We have words like almost, always, already, altogether and although, analogous to ‘alright’, which is found mostly in AmE. Why not do away with all right and use alright instead?
It very much depends on whether you cling on to the old ways. Personally I have a fondness for ‘all right’.
Thank you, Alan. I also use ‘all right’, as we are supposed to follow the BrE System, particularly in formal contexts like an academic examination or an official communication.
Americans are supposed to use “all right” in written English, but in vocal form, “alright” is used, often as an interjection. We won the game? Alright! It isn’t pronounced the same; instead of all right, it sounds more like awright.
It takes quite a while for vocal english to migrate to the written page.
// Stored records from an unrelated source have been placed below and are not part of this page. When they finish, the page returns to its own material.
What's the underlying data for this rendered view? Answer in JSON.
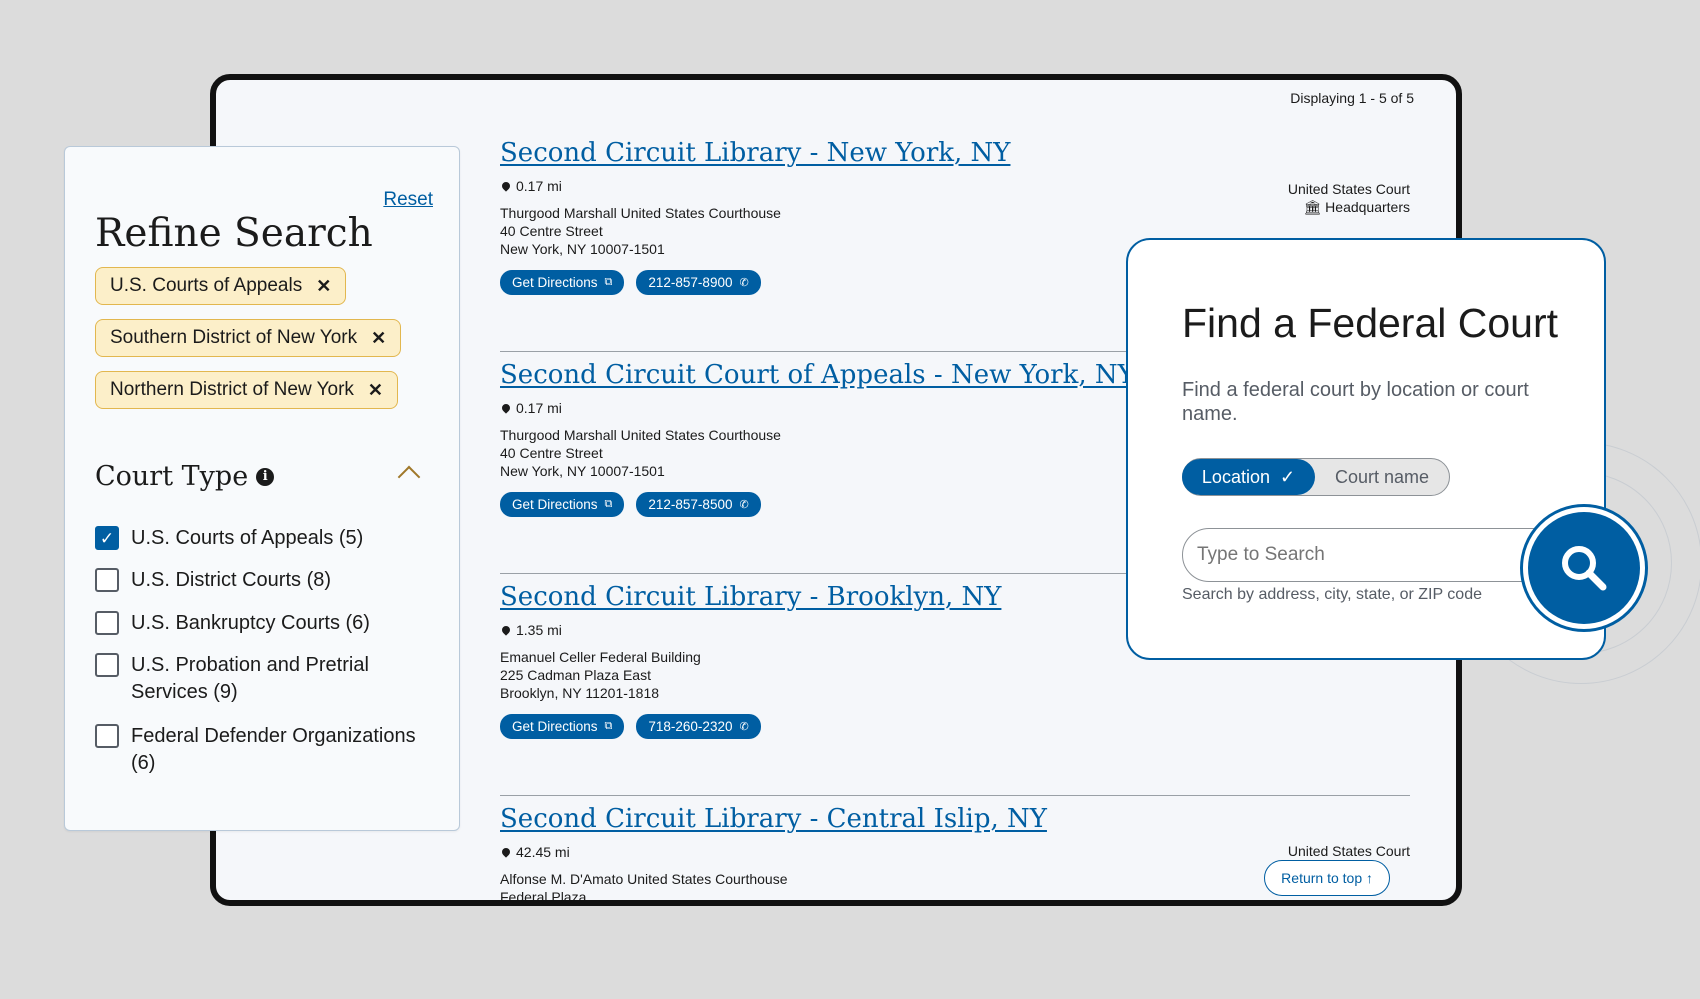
{
  "results": {
    "displaying": "Displaying 1 - 5 of 5",
    "items": [
      {
        "title": "Second Circuit Library - New York, NY",
        "distance": "0.17 mi",
        "address": [
          "Thurgood Marshall United States Courthouse",
          "40 Centre Street",
          "New York, NY 10007-1501"
        ],
        "directions_label": "Get Directions",
        "phone": "212-857-8900",
        "type_lines": [
          "United States Court",
          "Headquarters"
        ]
      },
      {
        "title": "Second Circuit Court of Appeals - New York, NY",
        "distance": "0.17 mi",
        "address": [
          "Thurgood Marshall United States Courthouse",
          "40 Centre Street",
          "New York, NY 10007-1501"
        ],
        "directions_label": "Get Directions",
        "phone": "212-857-8500"
      },
      {
        "title": "Second Circuit Library - Brooklyn, NY",
        "distance": "1.35 mi",
        "address": [
          "Emanuel Celler Federal Building",
          "225 Cadman Plaza East",
          "Brooklyn, NY 11201-1818"
        ],
        "directions_label": "Get Directions",
        "phone": "718-260-2320"
      },
      {
        "title": "Second Circuit Library - Central Islip, NY",
        "distance": "42.45 mi",
        "address": [
          "Alfonse M. D'Amato United States Courthouse",
          "Federal Plaza"
        ],
        "type_lines": [
          "United States Court"
        ]
      }
    ],
    "return_to_top": "Return to top"
  },
  "refine": {
    "title": "Refine Search",
    "reset": "Reset",
    "chips": [
      "U.S. Courts of Appeals",
      "Southern District of New York",
      "Northern District of New York"
    ],
    "court_type_title": "Court Type",
    "court_types": [
      {
        "label": "U.S. Courts of Appeals (5)",
        "checked": true
      },
      {
        "label": "U.S. District Courts (8)",
        "checked": false
      },
      {
        "label": "U.S. Bankruptcy Courts (6)",
        "checked": false
      },
      {
        "label": "U.S. Probation and Pretrial Services (9)",
        "checked": false
      },
      {
        "label": "Federal Defender Organizations (6)",
        "checked": false
      }
    ]
  },
  "find": {
    "title": "Find a Federal Court",
    "subtitle": "Find a federal court by location or court name.",
    "toggle_location": "Location",
    "toggle_court_name": "Court name",
    "search_placeholder": "Type to Search",
    "hint": "Search by address, city, state, or ZIP code"
  },
  "colors": {
    "primary": "#005ea2",
    "chip_bg": "#fcefc9",
    "chip_border": "#e2b74f",
    "background": "#dcdcdc"
  }
}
Novelists tend to be cutting edge. in the name of authenticity, but novelists have been writing alright since 1893, and “ain’t” even longer without the word being acceptable in newsrooms and Miss Grundy’s junior high English composition classes.